La Serre de la Madone is the garden made in the South of France by Lawrence Johnson of Hidcote fame. I knew of the existence of this garden many years ago and first visited when it was under restoration and little known, but I was happy to go and see it again.
The setting is superb, a deep valley on the outskirts of Menton with a picturesque mountain backdrop. On its terraces there are still vestiges of the planting that must have been there when Johnson bought the farmhouse and adjoining land in 1924. Ancient Carob and Olive trees grow amongst the exotics he brought to make his garden in the benign climate of Menton.
As with Hidcote, the garden has a theatrical air, the grand formal pools centre on the double staircase that leads up to the house. At each terrace level, paths branch off on either side, and the borders are filled with botanical rarities from all parts of the world.

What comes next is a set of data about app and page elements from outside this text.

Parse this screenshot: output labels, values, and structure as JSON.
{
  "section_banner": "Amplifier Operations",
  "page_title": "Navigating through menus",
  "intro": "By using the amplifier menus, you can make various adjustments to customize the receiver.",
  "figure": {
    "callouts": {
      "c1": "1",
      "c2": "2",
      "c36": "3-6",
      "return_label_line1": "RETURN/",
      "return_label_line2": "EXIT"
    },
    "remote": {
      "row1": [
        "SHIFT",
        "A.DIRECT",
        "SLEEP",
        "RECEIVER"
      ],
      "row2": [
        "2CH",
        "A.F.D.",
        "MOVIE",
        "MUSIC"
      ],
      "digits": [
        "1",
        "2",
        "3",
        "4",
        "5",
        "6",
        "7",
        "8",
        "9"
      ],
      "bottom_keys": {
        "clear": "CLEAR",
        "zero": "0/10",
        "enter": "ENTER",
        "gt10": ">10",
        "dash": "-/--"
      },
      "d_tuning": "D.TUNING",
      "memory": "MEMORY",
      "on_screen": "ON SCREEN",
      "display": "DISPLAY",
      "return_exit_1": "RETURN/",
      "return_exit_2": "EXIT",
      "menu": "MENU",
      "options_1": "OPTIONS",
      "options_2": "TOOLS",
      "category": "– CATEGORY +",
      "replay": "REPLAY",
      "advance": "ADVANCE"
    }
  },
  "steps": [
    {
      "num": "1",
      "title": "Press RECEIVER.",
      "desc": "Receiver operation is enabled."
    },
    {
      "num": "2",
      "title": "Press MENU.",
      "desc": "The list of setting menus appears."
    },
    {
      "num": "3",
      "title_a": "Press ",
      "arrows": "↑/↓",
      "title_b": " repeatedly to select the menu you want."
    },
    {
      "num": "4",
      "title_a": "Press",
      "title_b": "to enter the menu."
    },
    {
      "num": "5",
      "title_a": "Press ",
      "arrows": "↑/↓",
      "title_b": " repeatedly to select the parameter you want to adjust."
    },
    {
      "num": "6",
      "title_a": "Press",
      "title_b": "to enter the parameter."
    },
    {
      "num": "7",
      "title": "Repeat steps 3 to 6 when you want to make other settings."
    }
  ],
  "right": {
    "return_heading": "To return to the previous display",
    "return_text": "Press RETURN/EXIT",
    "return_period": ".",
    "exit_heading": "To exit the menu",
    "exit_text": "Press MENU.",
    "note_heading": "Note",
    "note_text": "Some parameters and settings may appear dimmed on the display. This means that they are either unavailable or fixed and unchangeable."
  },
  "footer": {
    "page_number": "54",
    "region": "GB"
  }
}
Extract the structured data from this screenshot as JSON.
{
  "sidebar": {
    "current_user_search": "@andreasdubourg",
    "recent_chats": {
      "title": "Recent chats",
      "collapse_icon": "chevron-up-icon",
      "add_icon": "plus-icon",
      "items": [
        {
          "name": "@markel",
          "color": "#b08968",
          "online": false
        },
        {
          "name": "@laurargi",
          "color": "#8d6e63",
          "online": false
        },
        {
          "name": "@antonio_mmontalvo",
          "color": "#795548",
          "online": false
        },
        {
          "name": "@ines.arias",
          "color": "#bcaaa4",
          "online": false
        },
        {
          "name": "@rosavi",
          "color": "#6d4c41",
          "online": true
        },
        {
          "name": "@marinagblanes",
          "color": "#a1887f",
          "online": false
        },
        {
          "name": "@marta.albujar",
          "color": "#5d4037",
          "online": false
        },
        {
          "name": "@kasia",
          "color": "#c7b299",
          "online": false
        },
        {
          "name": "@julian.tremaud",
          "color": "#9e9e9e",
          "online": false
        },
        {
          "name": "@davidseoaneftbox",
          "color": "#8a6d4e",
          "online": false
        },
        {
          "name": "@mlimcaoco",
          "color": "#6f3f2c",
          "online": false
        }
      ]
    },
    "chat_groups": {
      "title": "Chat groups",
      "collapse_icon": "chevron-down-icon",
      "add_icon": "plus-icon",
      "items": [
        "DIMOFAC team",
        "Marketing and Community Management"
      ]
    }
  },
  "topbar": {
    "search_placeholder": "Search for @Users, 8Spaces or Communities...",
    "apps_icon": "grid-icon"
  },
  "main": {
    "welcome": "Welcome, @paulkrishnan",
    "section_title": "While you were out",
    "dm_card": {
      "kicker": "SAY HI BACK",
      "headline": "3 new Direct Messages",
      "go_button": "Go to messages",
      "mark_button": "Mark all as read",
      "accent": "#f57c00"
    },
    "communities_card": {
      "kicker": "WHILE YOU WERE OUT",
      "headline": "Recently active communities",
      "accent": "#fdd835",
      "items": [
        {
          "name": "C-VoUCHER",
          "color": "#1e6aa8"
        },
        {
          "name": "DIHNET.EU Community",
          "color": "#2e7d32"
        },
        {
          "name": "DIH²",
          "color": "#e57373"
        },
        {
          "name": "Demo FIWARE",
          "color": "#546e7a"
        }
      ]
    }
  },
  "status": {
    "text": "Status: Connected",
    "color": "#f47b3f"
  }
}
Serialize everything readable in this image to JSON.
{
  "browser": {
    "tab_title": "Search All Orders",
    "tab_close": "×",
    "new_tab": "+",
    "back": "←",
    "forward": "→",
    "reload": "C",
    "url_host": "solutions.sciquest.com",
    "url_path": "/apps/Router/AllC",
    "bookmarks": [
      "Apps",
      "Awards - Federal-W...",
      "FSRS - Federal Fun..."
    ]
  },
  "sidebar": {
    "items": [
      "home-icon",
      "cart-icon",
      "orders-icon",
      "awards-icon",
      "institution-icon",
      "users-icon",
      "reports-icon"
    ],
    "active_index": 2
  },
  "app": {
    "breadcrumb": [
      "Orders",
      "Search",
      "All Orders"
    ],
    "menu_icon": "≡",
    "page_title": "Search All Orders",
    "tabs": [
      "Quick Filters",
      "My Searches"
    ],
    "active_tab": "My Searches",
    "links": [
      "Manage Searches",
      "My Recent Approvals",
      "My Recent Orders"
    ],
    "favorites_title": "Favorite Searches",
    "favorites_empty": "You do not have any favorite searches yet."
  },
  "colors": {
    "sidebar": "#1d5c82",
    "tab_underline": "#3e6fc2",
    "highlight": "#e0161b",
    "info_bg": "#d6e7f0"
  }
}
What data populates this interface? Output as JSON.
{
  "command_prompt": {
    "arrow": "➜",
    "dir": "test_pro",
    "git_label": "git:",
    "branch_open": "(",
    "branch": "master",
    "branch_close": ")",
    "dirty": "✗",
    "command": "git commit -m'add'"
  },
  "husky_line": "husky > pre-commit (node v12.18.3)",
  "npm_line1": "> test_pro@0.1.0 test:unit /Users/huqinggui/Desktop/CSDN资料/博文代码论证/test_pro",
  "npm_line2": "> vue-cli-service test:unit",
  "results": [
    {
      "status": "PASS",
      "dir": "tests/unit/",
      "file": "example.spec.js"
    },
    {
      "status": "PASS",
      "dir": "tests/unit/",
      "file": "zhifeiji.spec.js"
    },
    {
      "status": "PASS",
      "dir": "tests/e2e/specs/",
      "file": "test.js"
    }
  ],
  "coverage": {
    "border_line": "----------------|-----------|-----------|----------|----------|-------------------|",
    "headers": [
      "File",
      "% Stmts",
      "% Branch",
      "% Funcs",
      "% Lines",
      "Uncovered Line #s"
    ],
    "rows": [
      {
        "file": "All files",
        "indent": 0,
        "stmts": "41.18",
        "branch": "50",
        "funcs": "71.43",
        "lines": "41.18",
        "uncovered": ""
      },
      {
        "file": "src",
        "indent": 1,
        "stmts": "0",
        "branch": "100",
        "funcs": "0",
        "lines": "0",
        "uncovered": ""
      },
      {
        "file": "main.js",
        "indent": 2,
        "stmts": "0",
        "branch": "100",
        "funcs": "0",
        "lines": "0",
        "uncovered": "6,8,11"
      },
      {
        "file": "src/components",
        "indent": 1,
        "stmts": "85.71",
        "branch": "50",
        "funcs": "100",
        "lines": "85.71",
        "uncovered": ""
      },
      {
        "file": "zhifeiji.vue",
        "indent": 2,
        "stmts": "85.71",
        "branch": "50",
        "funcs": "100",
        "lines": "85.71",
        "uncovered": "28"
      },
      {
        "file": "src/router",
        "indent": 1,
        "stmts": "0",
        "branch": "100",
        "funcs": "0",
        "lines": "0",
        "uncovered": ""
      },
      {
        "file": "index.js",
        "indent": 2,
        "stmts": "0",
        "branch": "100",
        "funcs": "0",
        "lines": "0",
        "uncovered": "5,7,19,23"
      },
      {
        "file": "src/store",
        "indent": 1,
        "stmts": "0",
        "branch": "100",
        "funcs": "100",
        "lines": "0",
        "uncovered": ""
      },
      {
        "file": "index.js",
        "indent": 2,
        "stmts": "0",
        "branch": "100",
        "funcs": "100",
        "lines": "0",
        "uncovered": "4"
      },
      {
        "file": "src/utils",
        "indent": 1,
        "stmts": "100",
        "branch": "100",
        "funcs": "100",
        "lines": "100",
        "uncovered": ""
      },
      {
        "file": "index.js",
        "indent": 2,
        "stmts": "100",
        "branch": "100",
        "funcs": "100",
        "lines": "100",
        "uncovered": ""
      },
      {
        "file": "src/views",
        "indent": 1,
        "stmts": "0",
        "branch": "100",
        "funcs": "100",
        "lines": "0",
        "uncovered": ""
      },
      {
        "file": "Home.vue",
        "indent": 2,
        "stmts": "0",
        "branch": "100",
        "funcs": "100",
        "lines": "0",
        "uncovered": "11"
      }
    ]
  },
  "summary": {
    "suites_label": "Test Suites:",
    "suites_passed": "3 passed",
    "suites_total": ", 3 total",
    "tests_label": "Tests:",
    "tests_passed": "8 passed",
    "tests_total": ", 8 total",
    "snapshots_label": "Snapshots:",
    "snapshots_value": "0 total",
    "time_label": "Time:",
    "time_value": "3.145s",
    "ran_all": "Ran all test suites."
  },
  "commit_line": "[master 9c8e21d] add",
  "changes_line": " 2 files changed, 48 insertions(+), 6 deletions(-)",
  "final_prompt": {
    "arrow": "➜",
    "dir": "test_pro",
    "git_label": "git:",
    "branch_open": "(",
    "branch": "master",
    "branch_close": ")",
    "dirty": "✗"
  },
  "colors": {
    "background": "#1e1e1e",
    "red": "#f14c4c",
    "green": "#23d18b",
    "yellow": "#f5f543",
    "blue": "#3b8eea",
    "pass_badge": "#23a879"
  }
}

The garden is now managed by the Conservatoire du Littoral and has many visitors, but still holds much of its original charm. The only element that I felt was sorely missing is that the original water channels that irrigated the garden are no longer working and sadly many of the little fountains and pools are dry. I hope they will reinstate these, they are such an essential part of the garden.
From the house there are wonderful views, down over the garden and beyond to the mountains. To one side there is an enclosed Moorish patio with an aviary and a pond of exotic waterlilies. A grand flight of steps leads up out of this garden into the forest beyond and it is tempting to wonder whether Johnson made an informal part of the garden here, as he had done at Hidcote – but if he did, it is now closed off to the public.